There’s no doubt that the ratings bump was not just the powerful 1-2 combination of Fallon and Timberlake but their bromantic, musico-comedic onscreen chemistry as well. With Fallon hitting his best BeeGees falsetto and Timberlake matching him not for note in a redux of his now-iconic “Homelessville” sketch, you could be forgiven for wondering at times which was comedian and which was crooner–in fact, on the last SNL with similar ratings, Timberlake was hosting, not crooning (back in 2011, with Lady Gaga as musical guest). That particular blur of is-it-music-or-is-it-comedy has been an integral part of Late Night With Jimmy Fallon‘s success–both with Timberlake, specifically (on the History of Hip-Hop series for instance) and in general. Likewise, it’s already been pointed out that The Roots‘ presence as house band on LNWJF has provided Fallon with cool points, relevance and street cred that is the envy of his late night peers. This is indispensable because in a sense it removes some of the pressure to be hip and funny every damn second from Jimmy’s shoulders, freeing him to concentrate on being extremely likable instead–a role in which he exceeds. If that seems like a backhanded complement, it’s not. It might, in fact, be the factor that lets him succeed where O’Brien and others have failed (Full disclosure: since Questlove is both the founder of this website and bandleader for The Roots, Fallon is in a roundabout but very real sense my boss’ boss’ boss.)
To get specific, where Conan (and Jimmy Kimmel--who will be Fallon’s main competitor for ratings come February) succeeded in capturing younger viewers with smarter, snarkier, more ironic and more absurd humor than Leno ever aspired to, they lost in overall ratings because the snark did not always play with the whole Tonight Show audience, particularly in middle america.

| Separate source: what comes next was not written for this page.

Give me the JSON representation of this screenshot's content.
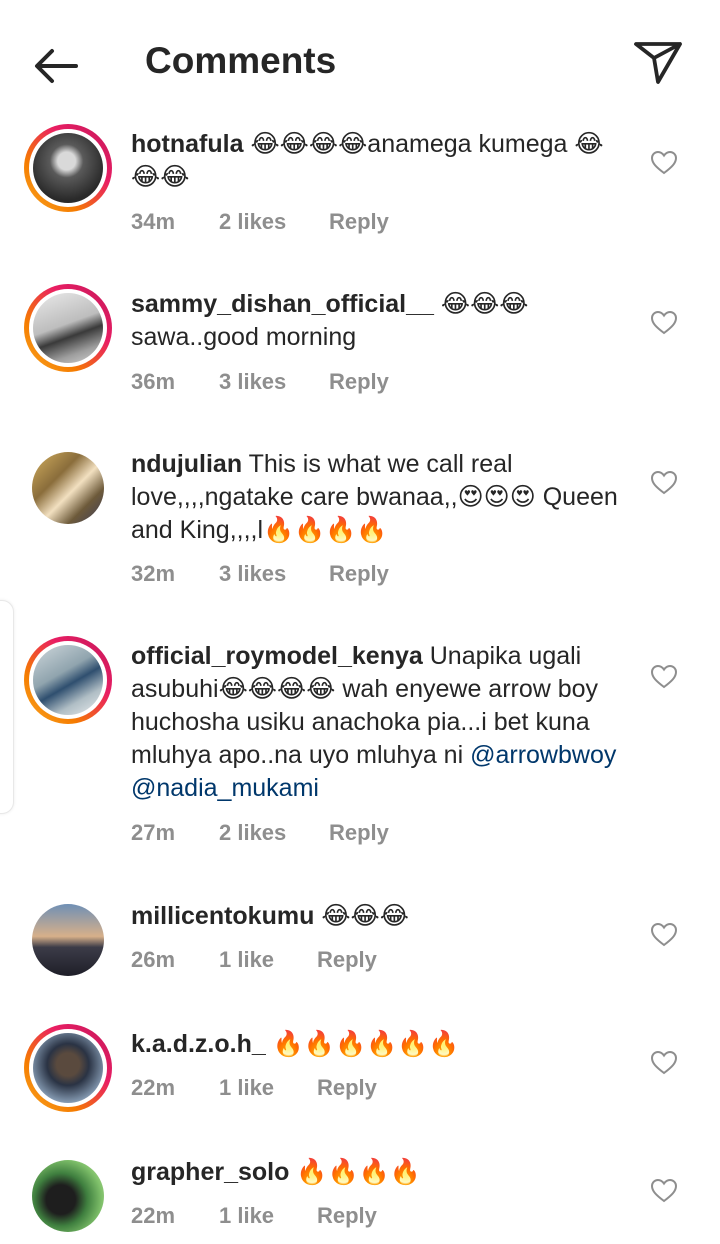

The cool points provided by Fallon’s musicality seem to suggest he could do an end-run around this dilemma, though, always staying hip enough for the 18-year old without ever being so snide or obnoxious as to lose the 49-year old. Consider the difference between Kanye West‘s live performance of “Bound 2” with The Roots on LNWJF, for instance, with the much harsher Kanye spoof on Kimmel–and the twitter beef and tense dialogue that resulted. For an even more illuminating comparison, contrast Fallon & The Roots jamming with Miley Cyrus on classroom instruments with Kimmel’s semi-trolling video hoax of a girl setting herself on fire while twerking, to fully understand the two diametrically opposed comedic takes on a single cultural moment.
The ratings success of the Fallon formula on SNL, taken together with the fact that he will be the first host since Johnny Carson to be billed with the magical phrase “The Tonight Show Starring Jimmy Fallon” (as opposed to plain old ‘with’) suggest that he may also be the first host in decades to remake The Tonight Show in his own image, replacing the now-stale format of host-and-bandleader-banter that Carson established with something totally fresh.
Fallon, of course shared his own take on the situation Saturday Night:
“I hosted Late Night for five years, and now The Tonight Show…and then five years after that, I’ll host the Nightly News. And then five years after that the Today show. Then five years after that I’m the new Carson Daly. So this is awesome.”
But don’t listen to what he says. Listen to the way he warbles like Barry Gibb on “Staying Alive”: